— Task statement —
Leave the images out. Give every line below again, precisely.

— Records from a data source —
—————

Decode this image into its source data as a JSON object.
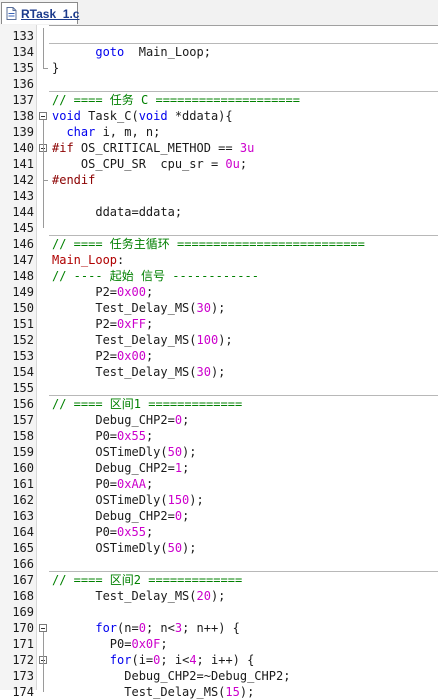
{
  "tab": {
    "label": "RTask_1.c",
    "icon": "c-file-icon"
  },
  "colors": {
    "keyword": "#0000ee",
    "number": "#cc00cc",
    "comment": "#008000",
    "preprocessor": "#8b0000",
    "label": "#b00000",
    "text": "#1a1a1a"
  },
  "lines": [
    {
      "num": "133",
      "tokens": []
    },
    {
      "num": "134",
      "tokens": [
        [
          "",
          "      "
        ],
        [
          "kw",
          "goto"
        ],
        [
          "",
          "  Main_Loop;"
        ]
      ]
    },
    {
      "num": "135",
      "tokens": [
        [
          "",
          "}"
        ]
      ]
    },
    {
      "num": "136",
      "tokens": []
    },
    {
      "num": "137",
      "tokens": [
        [
          "cm",
          "// ==== 任务 C ===================="
        ]
      ]
    },
    {
      "num": "138",
      "tokens": [
        [
          "kw",
          "void"
        ],
        [
          "",
          " Task_C("
        ],
        [
          "kw",
          "void"
        ],
        [
          "",
          " *ddata){"
        ]
      ]
    },
    {
      "num": "139",
      "tokens": [
        [
          "",
          "  "
        ],
        [
          "kw",
          "char"
        ],
        [
          "",
          " i, m, n;"
        ]
      ]
    },
    {
      "num": "140",
      "tokens": [
        [
          "pp",
          "#if"
        ],
        [
          "",
          " OS_CRITICAL_METHOD == "
        ],
        [
          "num",
          "3u"
        ]
      ]
    },
    {
      "num": "141",
      "tokens": [
        [
          "",
          "    OS_CPU_SR  cpu_sr = "
        ],
        [
          "num",
          "0u"
        ],
        [
          "",
          ";"
        ]
      ]
    },
    {
      "num": "142",
      "tokens": [
        [
          "pp",
          "#endif"
        ]
      ]
    },
    {
      "num": "143",
      "tokens": []
    },
    {
      "num": "144",
      "tokens": [
        [
          "",
          "      ddata=ddata;"
        ]
      ]
    },
    {
      "num": "145",
      "tokens": []
    },
    {
      "num": "146",
      "tokens": [
        [
          "cm",
          "// ==== 任务主循环 =========================="
        ]
      ]
    },
    {
      "num": "147",
      "tokens": [
        [
          "lbl",
          "Main_Loop"
        ],
        [
          "",
          ":"
        ]
      ]
    },
    {
      "num": "148",
      "tokens": [
        [
          "cm",
          "// ---- 起始 信号 ------------"
        ]
      ]
    },
    {
      "num": "149",
      "tokens": [
        [
          "",
          "      P2="
        ],
        [
          "num",
          "0x00"
        ],
        [
          "",
          ";"
        ]
      ]
    },
    {
      "num": "150",
      "tokens": [
        [
          "",
          "      Test_Delay_MS("
        ],
        [
          "num",
          "30"
        ],
        [
          "",
          ");"
        ]
      ]
    },
    {
      "num": "151",
      "tokens": [
        [
          "",
          "      P2="
        ],
        [
          "num",
          "0xFF"
        ],
        [
          "",
          ";"
        ]
      ]
    },
    {
      "num": "152",
      "tokens": [
        [
          "",
          "      Test_Delay_MS("
        ],
        [
          "num",
          "100"
        ],
        [
          "",
          ");"
        ]
      ]
    },
    {
      "num": "153",
      "tokens": [
        [
          "",
          "      P2="
        ],
        [
          "num",
          "0x00"
        ],
        [
          "",
          ";"
        ]
      ]
    },
    {
      "num": "154",
      "tokens": [
        [
          "",
          "      Test_Delay_MS("
        ],
        [
          "num",
          "30"
        ],
        [
          "",
          ");"
        ]
      ]
    },
    {
      "num": "155",
      "tokens": []
    },
    {
      "num": "156",
      "tokens": [
        [
          "cm",
          "// ==== 区间1 ============="
        ]
      ]
    },
    {
      "num": "157",
      "tokens": [
        [
          "",
          "      Debug_CHP2="
        ],
        [
          "num",
          "0"
        ],
        [
          "",
          ";"
        ]
      ]
    },
    {
      "num": "158",
      "tokens": [
        [
          "",
          "      P0="
        ],
        [
          "num",
          "0x55"
        ],
        [
          "",
          ";"
        ]
      ]
    },
    {
      "num": "159",
      "tokens": [
        [
          "",
          "      OSTimeDly("
        ],
        [
          "num",
          "50"
        ],
        [
          "",
          ");"
        ]
      ]
    },
    {
      "num": "160",
      "tokens": [
        [
          "",
          "      Debug_CHP2="
        ],
        [
          "num",
          "1"
        ],
        [
          "",
          ";"
        ]
      ]
    },
    {
      "num": "161",
      "tokens": [
        [
          "",
          "      P0="
        ],
        [
          "num",
          "0xAA"
        ],
        [
          "",
          ";"
        ]
      ]
    },
    {
      "num": "162",
      "tokens": [
        [
          "",
          "      OSTimeDly("
        ],
        [
          "num",
          "150"
        ],
        [
          "",
          ");"
        ]
      ]
    },
    {
      "num": "163",
      "tokens": [
        [
          "",
          "      Debug_CHP2="
        ],
        [
          "num",
          "0"
        ],
        [
          "",
          ";"
        ]
      ]
    },
    {
      "num": "164",
      "tokens": [
        [
          "",
          "      P0="
        ],
        [
          "num",
          "0x55"
        ],
        [
          "",
          ";"
        ]
      ]
    },
    {
      "num": "165",
      "tokens": [
        [
          "",
          "      OSTimeDly("
        ],
        [
          "num",
          "50"
        ],
        [
          "",
          ");"
        ]
      ]
    },
    {
      "num": "166",
      "tokens": []
    },
    {
      "num": "167",
      "tokens": [
        [
          "cm",
          "// ==== 区间2 ============="
        ]
      ]
    },
    {
      "num": "168",
      "tokens": [
        [
          "",
          "      Test_Delay_MS("
        ],
        [
          "num",
          "20"
        ],
        [
          "",
          ");"
        ]
      ]
    },
    {
      "num": "169",
      "tokens": []
    },
    {
      "num": "170",
      "tokens": [
        [
          "",
          "      "
        ],
        [
          "kw",
          "for"
        ],
        [
          "",
          "(n="
        ],
        [
          "num",
          "0"
        ],
        [
          "",
          "; n<"
        ],
        [
          "num",
          "3"
        ],
        [
          "",
          "; n++) {"
        ]
      ]
    },
    {
      "num": "171",
      "tokens": [
        [
          "",
          "        P0="
        ],
        [
          "num",
          "0x0F"
        ],
        [
          "",
          ";"
        ]
      ]
    },
    {
      "num": "172",
      "tokens": [
        [
          "",
          "        "
        ],
        [
          "kw",
          "for"
        ],
        [
          "",
          "(i="
        ],
        [
          "num",
          "0"
        ],
        [
          "",
          "; i<"
        ],
        [
          "num",
          "4"
        ],
        [
          "",
          "; i++) {"
        ]
      ]
    },
    {
      "num": "173",
      "tokens": [
        [
          "",
          "          Debug_CHP2=~Debug_CHP2;"
        ]
      ]
    },
    {
      "num": "174",
      "tokens": [
        [
          "",
          "          Test_Delay_MS("
        ],
        [
          "num",
          "15"
        ],
        [
          "",
          ");"
        ]
      ]
    }
  ]
}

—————

— Reply —
Decode this image into its source data as a JSON object.
{
  "tab": {
    "label": "RTask_1.c",
    "icon": "c-file-icon"
  },
  "colors": {
    "keyword": "#0000ee",
    "number": "#cc00cc",
    "comment": "#008000",
    "preprocessor": "#8b0000",
    "label": "#b00000",
    "text": "#1a1a1a"
  },
  "lines": [
    {
      "num": "133",
      "tokens": []
    },
    {
      "num": "134",
      "tokens": [
        [
          "",
          "      "
        ],
        [
          "kw",
          "goto"
        ],
        [
          "",
          "  Main_Loop;"
        ]
      ]
    },
    {
      "num": "135",
      "tokens": [
        [
          "",
          "}"
        ]
      ]
    },
    {
      "num": "136",
      "tokens": []
    },
    {
      "num": "137",
      "tokens": [
        [
          "cm",
          "// ==== 任务 C ===================="
        ]
      ]
    },
    {
      "num": "138",
      "tokens": [
        [
          "kw",
          "void"
        ],
        [
          "",
          " Task_C("
        ],
        [
          "kw",
          "void"
        ],
        [
          "",
          " *ddata){"
        ]
      ]
    },
    {
      "num": "139",
      "tokens": [
        [
          "",
          "  "
        ],
        [
          "kw",
          "char"
        ],
        [
          "",
          " i, m, n;"
        ]
      ]
    },
    {
      "num": "140",
      "tokens": [
        [
          "pp",
          "#if"
        ],
        [
          "",
          " OS_CRITICAL_METHOD == "
        ],
        [
          "num",
          "3u"
        ]
      ]
    },
    {
      "num": "141",
      "tokens": [
        [
          "",
          "    OS_CPU_SR  cpu_sr = "
        ],
        [
          "num",
          "0u"
        ],
        [
          "",
          ";"
        ]
      ]
    },
    {
      "num": "142",
      "tokens": [
        [
          "pp",
          "#endif"
        ]
      ]
    },
    {
      "num": "143",
      "tokens": []
    },
    {
      "num": "144",
      "tokens": [
        [
          "",
          "      ddata=ddata;"
        ]
      ]
    },
    {
      "num": "145",
      "tokens": []
    },
    {
      "num": "146",
      "tokens": [
        [
          "cm",
          "// ==== 任务主循环 =========================="
        ]
      ]
    },
    {
      "num": "147",
      "tokens": [
        [
          "lbl",
          "Main_Loop"
        ],
        [
          "",
          ":"
        ]
      ]
    },
    {
      "num": "148",
      "tokens": [
        [
          "cm",
          "// ---- 起始 信号 ------------"
        ]
      ]
    },
    {
      "num": "149",
      "tokens": [
        [
          "",
          "      P2="
        ],
        [
          "num",
          "0x00"
        ],
        [
          "",
          ";"
        ]
      ]
    },
    {
      "num": "150",
      "tokens": [
        [
          "",
          "      Test_Delay_MS("
        ],
        [
          "num",
          "30"
        ],
        [
          "",
          ");"
        ]
      ]
    },
    {
      "num": "151",
      "tokens": [
        [
          "",
          "      P2="
        ],
        [
          "num",
          "0xFF"
        ],
        [
          "",
          ";"
        ]
      ]
    },
    {
      "num": "152",
      "tokens": [
        [
          "",
          "      Test_Delay_MS("
        ],
        [
          "num",
          "100"
        ],
        [
          "",
          ");"
        ]
      ]
    },
    {
      "num": "153",
      "tokens": [
        [
          "",
          "      P2="
        ],
        [
          "num",
          "0x00"
        ],
        [
          "",
          ";"
        ]
      ]
    },
    {
      "num": "154",
      "tokens": [
        [
          "",
          "      Test_Delay_MS("
        ],
        [
          "num",
          "30"
        ],
        [
          "",
          ");"
        ]
      ]
    },
    {
      "num": "155",
      "tokens": []
    },
    {
      "num": "156",
      "tokens": [
        [
          "cm",
          "// ==== 区间1 ============="
        ]
      ]
    },
    {
      "num": "157",
      "tokens": [
        [
          "",
          "      Debug_CHP2="
        ],
        [
          "num",
          "0"
        ],
        [
          "",
          ";"
        ]
      ]
    },
    {
      "num": "158",
      "tokens": [
        [
          "",
          "      P0="
        ],
        [
          "num",
          "0x55"
        ],
        [
          "",
          ";"
        ]
      ]
    },
    {
      "num": "159",
      "tokens": [
        [
          "",
          "      OSTimeDly("
        ],
        [
          "num",
          "50"
        ],
        [
          "",
          ");"
        ]
      ]
    },
    {
      "num": "160",
      "tokens": [
        [
          "",
          "      Debug_CHP2="
        ],
        [
          "num",
          "1"
        ],
        [
          "",
          ";"
        ]
      ]
    },
    {
      "num": "161",
      "tokens": [
        [
          "",
          "      P0="
        ],
        [
          "num",
          "0xAA"
        ],
        [
          "",
          ";"
        ]
      ]
    },
    {
      "num": "162",
      "tokens": [
        [
          "",
          "      OSTimeDly("
        ],
        [
          "num",
          "150"
        ],
        [
          "",
          ");"
        ]
      ]
    },
    {
      "num": "163",
      "tokens": [
        [
          "",
          "      Debug_CHP2="
        ],
        [
          "num",
          "0"
        ],
        [
          "",
          ";"
        ]
      ]
    },
    {
      "num": "164",
      "tokens": [
        [
          "",
          "      P0="
        ],
        [
          "num",
          "0x55"
        ],
        [
          "",
          ";"
        ]
      ]
    },
    {
      "num": "165",
      "tokens": [
        [
          "",
          "      OSTimeDly("
        ],
        [
          "num",
          "50"
        ],
        [
          "",
          ");"
        ]
      ]
    },
    {
      "num": "166",
      "tokens": []
    },
    {
      "num": "167",
      "tokens": [
        [
          "cm",
          "// ==== 区间2 ============="
        ]
      ]
    },
    {
      "num": "168",
      "tokens": [
        [
          "",
          "      Test_Delay_MS("
        ],
        [
          "num",
          "20"
        ],
        [
          "",
          ");"
        ]
      ]
    },
    {
      "num": "169",
      "tokens": []
    },
    {
      "num": "170",
      "tokens": [
        [
          "",
          "      "
        ],
        [
          "kw",
          "for"
        ],
        [
          "",
          "(n="
        ],
        [
          "num",
          "0"
        ],
        [
          "",
          "; n<"
        ],
        [
          "num",
          "3"
        ],
        [
          "",
          "; n++) {"
        ]
      ]
    },
    {
      "num": "171",
      "tokens": [
        [
          "",
          "        P0="
        ],
        [
          "num",
          "0x0F"
        ],
        [
          "",
          ";"
        ]
      ]
    },
    {
      "num": "172",
      "tokens": [
        [
          "",
          "        "
        ],
        [
          "kw",
          "for"
        ],
        [
          "",
          "(i="
        ],
        [
          "num",
          "0"
        ],
        [
          "",
          "; i<"
        ],
        [
          "num",
          "4"
        ],
        [
          "",
          "; i++) {"
        ]
      ]
    },
    {
      "num": "173",
      "tokens": [
        [
          "",
          "          Debug_CHP2=~Debug_CHP2;"
        ]
      ]
    },
    {
      "num": "174",
      "tokens": [
        [
          "",
          "          Test_Delay_MS("
        ],
        [
          "num",
          "15"
        ],
        [
          "",
          ");"
        ]
      ]
    }
  ]
}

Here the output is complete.